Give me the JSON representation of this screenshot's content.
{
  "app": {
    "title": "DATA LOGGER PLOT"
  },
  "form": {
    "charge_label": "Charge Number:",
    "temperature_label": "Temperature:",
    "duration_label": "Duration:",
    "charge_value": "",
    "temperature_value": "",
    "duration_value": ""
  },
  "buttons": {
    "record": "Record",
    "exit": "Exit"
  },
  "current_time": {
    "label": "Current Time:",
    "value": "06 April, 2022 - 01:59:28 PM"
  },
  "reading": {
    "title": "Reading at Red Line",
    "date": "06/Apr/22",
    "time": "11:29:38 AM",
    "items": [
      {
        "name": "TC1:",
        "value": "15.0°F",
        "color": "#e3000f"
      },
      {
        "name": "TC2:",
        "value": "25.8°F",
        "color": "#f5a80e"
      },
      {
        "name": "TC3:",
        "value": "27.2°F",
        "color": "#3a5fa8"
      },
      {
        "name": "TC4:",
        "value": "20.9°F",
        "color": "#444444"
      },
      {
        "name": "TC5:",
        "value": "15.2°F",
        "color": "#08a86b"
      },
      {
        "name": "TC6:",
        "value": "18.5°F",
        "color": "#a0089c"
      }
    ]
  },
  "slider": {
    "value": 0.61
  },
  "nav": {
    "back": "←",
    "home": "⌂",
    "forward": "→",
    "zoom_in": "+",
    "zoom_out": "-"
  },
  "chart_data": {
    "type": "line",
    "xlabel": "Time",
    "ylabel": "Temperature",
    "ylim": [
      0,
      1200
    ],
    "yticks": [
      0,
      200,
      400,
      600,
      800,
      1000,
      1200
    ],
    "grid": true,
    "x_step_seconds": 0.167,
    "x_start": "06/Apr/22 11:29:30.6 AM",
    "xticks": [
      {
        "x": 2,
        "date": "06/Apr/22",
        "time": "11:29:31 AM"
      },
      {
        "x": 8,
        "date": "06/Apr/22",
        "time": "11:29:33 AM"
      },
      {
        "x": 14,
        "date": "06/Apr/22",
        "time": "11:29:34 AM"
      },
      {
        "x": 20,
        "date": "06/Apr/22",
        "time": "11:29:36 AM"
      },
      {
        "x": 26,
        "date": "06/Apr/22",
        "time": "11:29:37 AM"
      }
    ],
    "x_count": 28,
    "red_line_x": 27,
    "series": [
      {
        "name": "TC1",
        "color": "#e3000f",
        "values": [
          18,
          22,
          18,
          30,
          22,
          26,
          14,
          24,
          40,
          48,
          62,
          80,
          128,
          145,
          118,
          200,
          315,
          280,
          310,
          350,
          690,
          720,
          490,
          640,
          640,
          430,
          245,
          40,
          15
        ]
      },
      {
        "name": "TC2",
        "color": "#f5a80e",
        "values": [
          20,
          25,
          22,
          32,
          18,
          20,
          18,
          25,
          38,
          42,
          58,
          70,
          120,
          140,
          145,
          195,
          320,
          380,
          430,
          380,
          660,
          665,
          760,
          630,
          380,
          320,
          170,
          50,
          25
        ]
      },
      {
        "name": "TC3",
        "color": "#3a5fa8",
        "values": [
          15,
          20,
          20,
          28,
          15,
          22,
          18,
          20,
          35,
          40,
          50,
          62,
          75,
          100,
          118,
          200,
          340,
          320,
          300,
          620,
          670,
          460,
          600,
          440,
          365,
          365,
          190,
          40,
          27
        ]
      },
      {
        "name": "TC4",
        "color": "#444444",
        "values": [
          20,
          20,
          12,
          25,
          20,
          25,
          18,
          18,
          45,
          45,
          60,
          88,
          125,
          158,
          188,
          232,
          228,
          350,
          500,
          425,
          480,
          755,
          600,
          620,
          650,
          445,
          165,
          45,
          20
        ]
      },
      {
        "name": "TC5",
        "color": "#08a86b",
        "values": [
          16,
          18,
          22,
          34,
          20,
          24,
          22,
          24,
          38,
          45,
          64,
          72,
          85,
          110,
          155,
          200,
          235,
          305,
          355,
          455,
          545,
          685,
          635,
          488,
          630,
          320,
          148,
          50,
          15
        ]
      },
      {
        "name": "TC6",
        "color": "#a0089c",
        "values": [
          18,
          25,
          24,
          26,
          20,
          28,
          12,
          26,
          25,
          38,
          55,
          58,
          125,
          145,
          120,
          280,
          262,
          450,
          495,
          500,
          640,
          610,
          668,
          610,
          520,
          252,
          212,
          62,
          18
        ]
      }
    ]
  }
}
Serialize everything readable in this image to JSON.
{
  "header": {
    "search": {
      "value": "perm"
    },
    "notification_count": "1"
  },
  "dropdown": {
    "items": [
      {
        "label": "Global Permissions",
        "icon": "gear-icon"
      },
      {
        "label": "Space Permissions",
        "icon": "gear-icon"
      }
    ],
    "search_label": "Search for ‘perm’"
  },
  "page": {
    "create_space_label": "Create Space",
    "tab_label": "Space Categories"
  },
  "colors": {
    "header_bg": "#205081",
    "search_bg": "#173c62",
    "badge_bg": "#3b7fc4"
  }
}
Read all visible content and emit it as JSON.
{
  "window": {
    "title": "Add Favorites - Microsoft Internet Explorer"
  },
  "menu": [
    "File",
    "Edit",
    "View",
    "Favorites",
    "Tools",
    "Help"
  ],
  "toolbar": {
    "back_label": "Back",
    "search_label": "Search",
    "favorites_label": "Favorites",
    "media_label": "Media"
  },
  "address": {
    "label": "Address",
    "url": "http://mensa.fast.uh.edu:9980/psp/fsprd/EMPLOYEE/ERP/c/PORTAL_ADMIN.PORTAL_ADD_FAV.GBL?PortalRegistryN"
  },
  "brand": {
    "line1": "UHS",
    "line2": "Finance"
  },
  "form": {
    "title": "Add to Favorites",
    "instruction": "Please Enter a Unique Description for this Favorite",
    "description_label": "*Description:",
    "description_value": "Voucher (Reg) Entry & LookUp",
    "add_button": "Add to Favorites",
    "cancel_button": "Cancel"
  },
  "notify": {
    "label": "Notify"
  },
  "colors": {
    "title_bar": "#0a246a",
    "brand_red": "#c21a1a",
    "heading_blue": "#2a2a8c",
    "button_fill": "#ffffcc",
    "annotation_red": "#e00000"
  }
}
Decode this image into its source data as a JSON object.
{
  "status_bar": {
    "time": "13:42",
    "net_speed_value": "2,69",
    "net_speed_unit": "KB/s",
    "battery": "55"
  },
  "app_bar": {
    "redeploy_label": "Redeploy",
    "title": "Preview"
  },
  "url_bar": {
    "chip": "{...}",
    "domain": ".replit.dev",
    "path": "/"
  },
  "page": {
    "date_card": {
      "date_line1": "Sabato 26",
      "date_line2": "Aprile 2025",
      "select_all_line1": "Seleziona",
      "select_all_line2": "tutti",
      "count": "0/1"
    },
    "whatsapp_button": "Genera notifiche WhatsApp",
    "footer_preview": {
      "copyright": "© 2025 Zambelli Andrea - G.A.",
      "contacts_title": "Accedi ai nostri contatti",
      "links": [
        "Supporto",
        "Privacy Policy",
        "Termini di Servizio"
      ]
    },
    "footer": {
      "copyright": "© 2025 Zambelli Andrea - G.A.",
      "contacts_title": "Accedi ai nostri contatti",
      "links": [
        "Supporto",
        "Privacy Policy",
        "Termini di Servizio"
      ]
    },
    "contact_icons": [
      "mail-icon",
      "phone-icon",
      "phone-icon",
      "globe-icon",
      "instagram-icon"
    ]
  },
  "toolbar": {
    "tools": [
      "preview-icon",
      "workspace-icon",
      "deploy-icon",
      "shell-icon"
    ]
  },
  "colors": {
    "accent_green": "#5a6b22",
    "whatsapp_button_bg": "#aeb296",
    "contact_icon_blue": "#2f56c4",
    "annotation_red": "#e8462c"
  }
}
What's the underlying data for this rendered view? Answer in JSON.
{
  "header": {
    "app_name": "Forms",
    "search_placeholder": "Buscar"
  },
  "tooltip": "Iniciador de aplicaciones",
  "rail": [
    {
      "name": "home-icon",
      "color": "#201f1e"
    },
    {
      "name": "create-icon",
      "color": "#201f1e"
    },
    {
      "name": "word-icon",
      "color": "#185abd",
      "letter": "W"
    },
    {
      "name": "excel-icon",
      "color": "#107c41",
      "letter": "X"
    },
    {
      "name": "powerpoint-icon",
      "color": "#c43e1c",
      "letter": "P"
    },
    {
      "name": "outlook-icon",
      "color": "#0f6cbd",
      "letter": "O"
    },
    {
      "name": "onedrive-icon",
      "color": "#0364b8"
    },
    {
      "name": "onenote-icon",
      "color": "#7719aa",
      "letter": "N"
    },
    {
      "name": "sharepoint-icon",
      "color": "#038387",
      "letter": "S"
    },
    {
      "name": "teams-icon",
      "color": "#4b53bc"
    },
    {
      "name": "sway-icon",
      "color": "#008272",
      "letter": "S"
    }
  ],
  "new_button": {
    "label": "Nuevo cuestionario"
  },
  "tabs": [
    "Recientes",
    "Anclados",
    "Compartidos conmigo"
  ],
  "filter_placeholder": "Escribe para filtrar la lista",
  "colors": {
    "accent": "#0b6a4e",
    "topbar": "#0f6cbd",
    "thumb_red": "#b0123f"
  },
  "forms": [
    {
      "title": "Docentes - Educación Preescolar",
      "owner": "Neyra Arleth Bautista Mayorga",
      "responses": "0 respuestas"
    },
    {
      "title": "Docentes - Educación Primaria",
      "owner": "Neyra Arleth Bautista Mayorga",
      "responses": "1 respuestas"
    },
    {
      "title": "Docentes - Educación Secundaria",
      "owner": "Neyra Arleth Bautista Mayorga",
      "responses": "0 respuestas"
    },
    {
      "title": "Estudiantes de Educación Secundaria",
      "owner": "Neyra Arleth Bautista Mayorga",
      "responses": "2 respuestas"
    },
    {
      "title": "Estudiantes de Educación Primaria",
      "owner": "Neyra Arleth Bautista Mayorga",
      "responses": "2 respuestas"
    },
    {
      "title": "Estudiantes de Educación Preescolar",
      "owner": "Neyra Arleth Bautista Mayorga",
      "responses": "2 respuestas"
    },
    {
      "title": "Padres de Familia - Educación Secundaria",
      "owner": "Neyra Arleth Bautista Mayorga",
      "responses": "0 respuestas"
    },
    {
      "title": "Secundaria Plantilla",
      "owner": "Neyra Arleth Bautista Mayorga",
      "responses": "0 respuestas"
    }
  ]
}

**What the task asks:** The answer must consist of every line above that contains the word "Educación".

**Exercise answer:**
      "title": "Docentes - Educación Preescolar",
      "title": "Docentes - Educación Primaria",
      "title": "Docentes - Educación Secundaria",
      "title": "Estudiantes de Educación Secundaria",
      "title": "Estudiantes de Educación Primaria",
      "title": "Estudiantes de Educación Preescolar",
      "title": "Padres de Familia - Educación Secundaria",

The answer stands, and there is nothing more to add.